So, how is this useful? Well, say you’re really deep in the hierarchy of a website and the designer of the website hasn’t provided a link back to the homepage. Rather than clicking the back button a bunch of times, you can just command+click the title bar and scroll down to the root, which is a lot faster.

You probably won’t need to use this that often, but it’s still a neat trick to learn, and, as far as I know, this only works in Safari and Finder. If you know of any other applications where this works, tell us in the comments.

8 Responses to “Quick Tip: Command+Click a Title Bar to Show Root Directory”

  1. Charles E

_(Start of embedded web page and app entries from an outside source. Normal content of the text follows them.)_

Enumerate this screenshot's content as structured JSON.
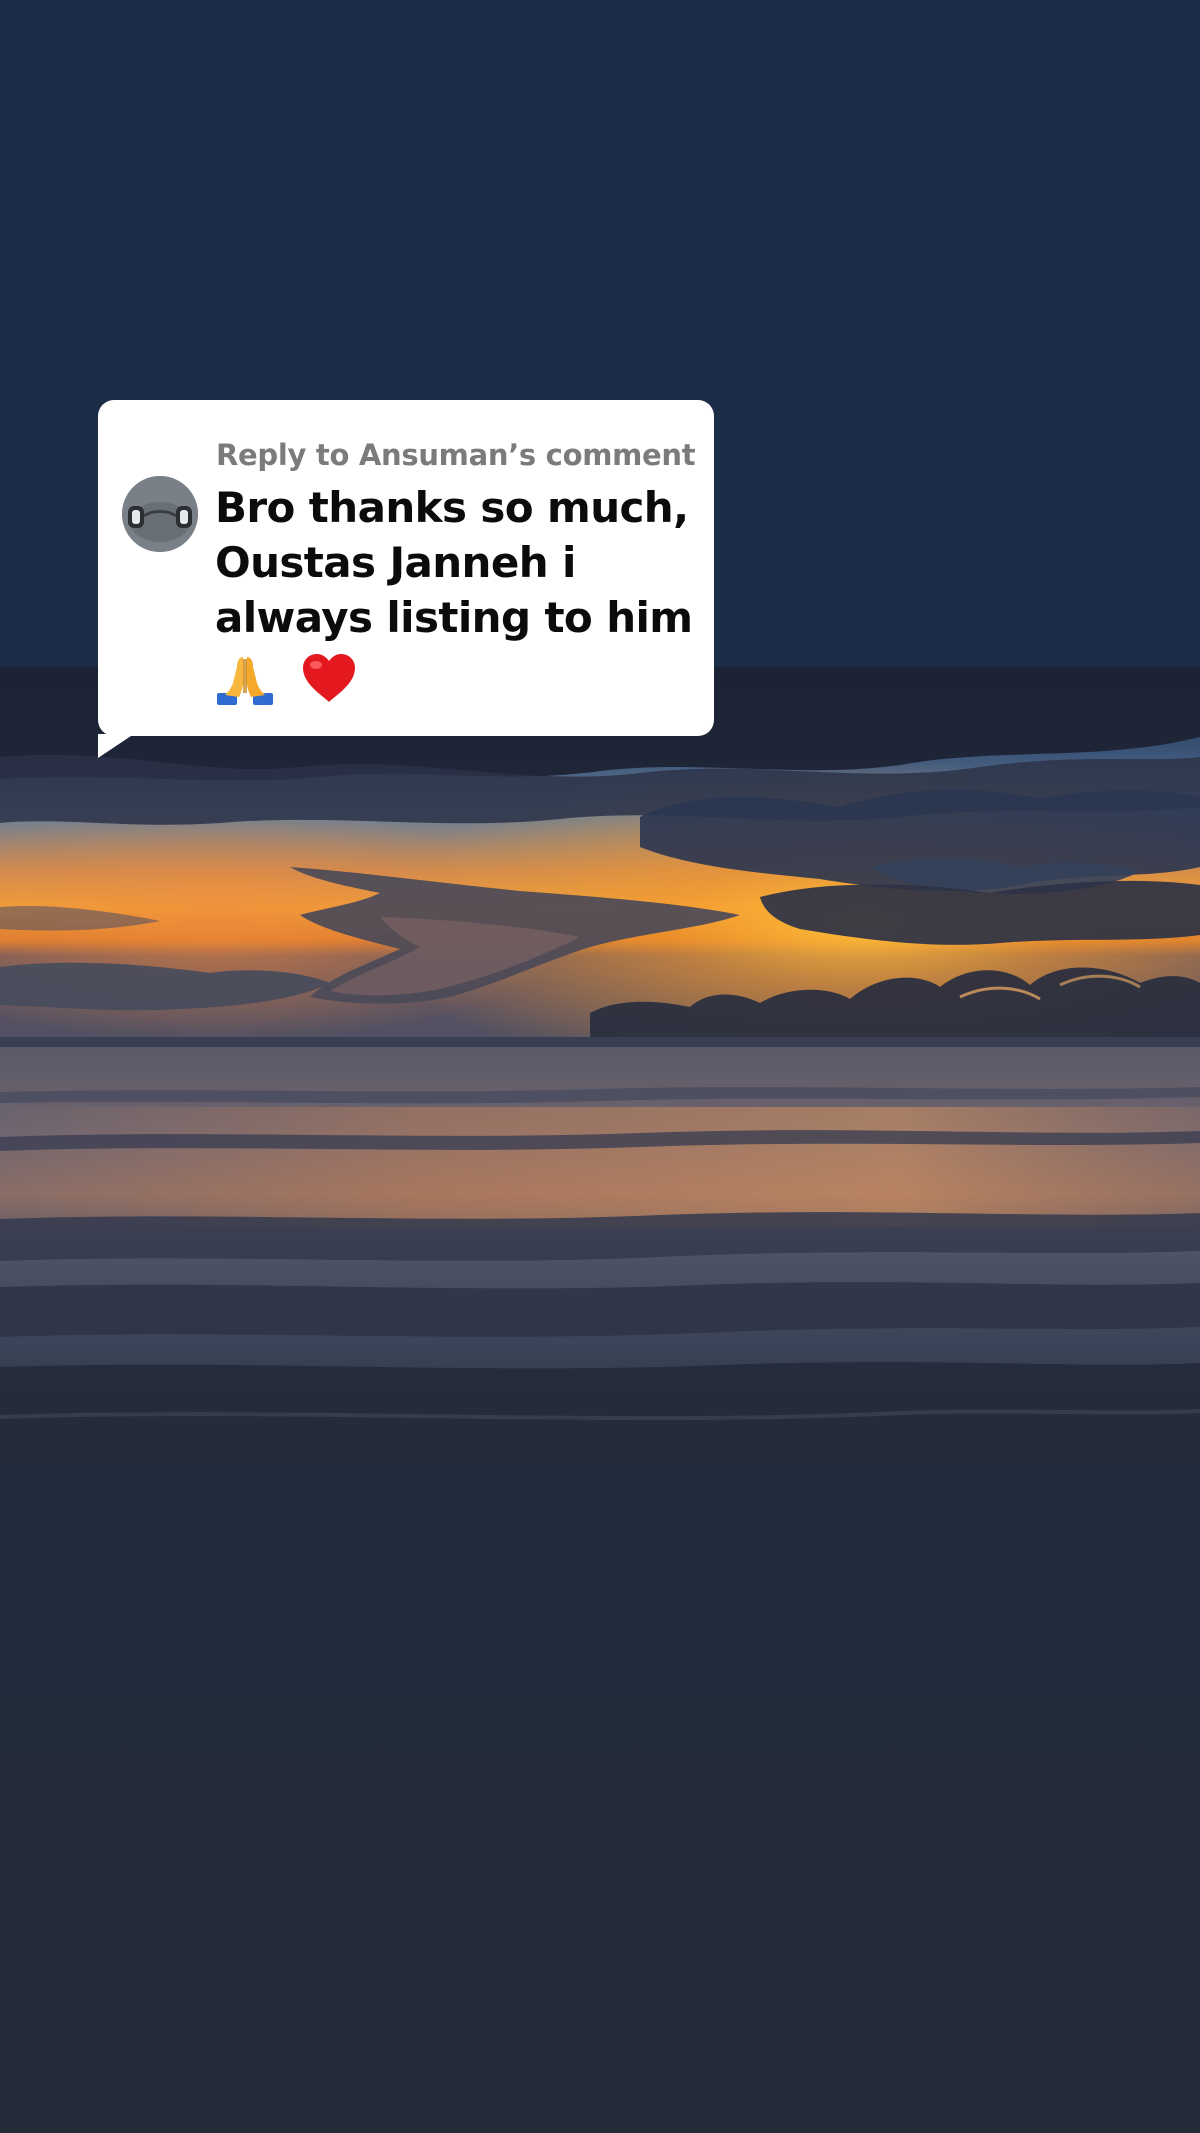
{
  "comment": {
    "reply_label": "Reply to Ansuman’s comment",
    "lines": [
      "Bro thanks so much,",
      "Oustas Janneh i",
      "always listing to him"
    ],
    "emojis": [
      "pray-emoji",
      "red-heart-emoji"
    ]
  },
  "video": {
    "scene": "sunset-over-ocean",
    "colors": {
      "sky_top": "#2a3a55",
      "horizon_glow": "#f39a2a",
      "sea": "#3a4256"
    }
  },
  "colors": {
    "background_top": "#1b2c47",
    "background_bottom": "#242a38",
    "bubble": "#ffffff",
    "reply_label": "#7b7b7b",
    "comment_text": "#0b0b0b"
  }
}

    Ooh, that’s a really good tip. I knew about the similar function in the Finder but it never occurred to me to try it elsewhere where it might function analogously. That’s the brilliance of the Mac, these sorts of hidden gems are scattered around, you just have to look close and pick them up.

    I used to use this function in the Finder without thinking about it when I worked on other peoples’ Macs, invariably they’d say, “woah, waitaminute, what the hell did you just do there?!?” I’d explain the function and they were blown away.

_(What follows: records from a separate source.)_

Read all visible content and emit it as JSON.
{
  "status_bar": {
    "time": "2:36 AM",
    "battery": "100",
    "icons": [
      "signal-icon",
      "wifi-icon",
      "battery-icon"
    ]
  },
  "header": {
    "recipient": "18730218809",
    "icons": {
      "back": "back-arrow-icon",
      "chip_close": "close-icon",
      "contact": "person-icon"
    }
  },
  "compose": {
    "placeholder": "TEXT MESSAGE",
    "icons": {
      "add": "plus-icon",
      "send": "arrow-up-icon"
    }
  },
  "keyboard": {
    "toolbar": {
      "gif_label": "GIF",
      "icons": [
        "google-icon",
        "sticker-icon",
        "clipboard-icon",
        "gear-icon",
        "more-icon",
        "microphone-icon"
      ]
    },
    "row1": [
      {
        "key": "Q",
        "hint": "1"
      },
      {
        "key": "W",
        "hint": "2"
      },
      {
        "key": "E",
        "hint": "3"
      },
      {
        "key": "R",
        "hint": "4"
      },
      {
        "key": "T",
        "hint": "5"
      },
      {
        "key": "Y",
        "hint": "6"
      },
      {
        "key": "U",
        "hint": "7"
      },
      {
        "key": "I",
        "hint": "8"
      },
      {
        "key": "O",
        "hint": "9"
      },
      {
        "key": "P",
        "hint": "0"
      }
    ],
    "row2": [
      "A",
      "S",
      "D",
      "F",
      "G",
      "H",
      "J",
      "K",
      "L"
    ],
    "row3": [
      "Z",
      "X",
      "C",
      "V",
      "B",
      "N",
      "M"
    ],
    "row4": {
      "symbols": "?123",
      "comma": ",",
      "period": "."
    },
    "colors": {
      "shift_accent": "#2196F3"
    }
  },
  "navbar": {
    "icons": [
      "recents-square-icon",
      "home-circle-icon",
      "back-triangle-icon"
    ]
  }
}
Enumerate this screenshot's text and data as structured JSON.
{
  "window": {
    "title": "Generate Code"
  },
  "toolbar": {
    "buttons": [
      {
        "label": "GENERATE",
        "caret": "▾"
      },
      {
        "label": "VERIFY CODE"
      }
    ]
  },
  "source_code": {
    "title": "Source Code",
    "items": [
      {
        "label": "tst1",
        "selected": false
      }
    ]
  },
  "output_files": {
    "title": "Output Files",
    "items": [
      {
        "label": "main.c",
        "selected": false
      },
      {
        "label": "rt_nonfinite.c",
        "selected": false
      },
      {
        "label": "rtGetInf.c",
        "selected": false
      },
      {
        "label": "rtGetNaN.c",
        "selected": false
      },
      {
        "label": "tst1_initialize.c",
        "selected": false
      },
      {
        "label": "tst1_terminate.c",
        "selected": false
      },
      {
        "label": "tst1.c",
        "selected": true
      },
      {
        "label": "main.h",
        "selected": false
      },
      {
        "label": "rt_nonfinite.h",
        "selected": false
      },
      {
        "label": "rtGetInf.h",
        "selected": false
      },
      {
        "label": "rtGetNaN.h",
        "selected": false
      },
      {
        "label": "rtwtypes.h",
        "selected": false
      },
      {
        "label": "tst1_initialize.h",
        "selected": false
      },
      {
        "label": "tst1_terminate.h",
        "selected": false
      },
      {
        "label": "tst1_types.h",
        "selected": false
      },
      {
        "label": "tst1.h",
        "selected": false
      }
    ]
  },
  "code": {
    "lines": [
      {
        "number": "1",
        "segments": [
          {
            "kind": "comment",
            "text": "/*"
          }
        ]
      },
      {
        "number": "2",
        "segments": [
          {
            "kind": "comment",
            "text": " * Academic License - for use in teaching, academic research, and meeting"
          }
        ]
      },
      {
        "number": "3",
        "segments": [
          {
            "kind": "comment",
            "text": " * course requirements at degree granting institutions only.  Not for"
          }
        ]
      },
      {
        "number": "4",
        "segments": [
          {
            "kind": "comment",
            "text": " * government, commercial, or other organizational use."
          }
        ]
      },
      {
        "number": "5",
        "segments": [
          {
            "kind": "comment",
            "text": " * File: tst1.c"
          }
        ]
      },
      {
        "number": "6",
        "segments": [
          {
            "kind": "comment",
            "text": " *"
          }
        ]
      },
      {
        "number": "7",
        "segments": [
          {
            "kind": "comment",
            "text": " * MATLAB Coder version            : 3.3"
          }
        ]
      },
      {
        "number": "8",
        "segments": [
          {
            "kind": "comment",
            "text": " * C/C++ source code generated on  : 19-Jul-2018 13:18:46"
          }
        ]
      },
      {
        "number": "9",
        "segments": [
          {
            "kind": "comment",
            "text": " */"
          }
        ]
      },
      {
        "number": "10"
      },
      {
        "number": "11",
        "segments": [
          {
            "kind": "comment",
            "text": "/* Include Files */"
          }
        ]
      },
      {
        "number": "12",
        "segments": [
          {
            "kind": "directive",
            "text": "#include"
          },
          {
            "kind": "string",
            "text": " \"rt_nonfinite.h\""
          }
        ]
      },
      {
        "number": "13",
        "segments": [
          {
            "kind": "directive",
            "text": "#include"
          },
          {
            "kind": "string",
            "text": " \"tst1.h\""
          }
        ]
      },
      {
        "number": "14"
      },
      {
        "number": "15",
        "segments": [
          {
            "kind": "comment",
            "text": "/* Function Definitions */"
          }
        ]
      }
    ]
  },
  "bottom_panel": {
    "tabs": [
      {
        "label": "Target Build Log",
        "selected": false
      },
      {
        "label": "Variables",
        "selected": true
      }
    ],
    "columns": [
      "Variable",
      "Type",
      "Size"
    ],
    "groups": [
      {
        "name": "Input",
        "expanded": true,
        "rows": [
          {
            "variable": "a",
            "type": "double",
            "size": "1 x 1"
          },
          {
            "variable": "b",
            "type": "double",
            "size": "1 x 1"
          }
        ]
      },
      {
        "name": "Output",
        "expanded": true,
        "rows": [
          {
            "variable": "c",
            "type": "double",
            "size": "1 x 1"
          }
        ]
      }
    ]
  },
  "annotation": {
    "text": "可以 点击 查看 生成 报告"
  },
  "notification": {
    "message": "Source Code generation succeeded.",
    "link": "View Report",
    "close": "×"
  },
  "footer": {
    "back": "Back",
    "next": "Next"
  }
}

  2. This works in most document-based applications – try it in BBEdit, OmniOutliner, many web browsers, for example.

    Mrgann: thanks for the link through to my Tip about the Proxy Icon. The Proxy Icon is particularly handy for eg opening an HTML file you’re working on in a text editor into a web browser. Drag the Proxy Icon from the saved text document into a web browser window.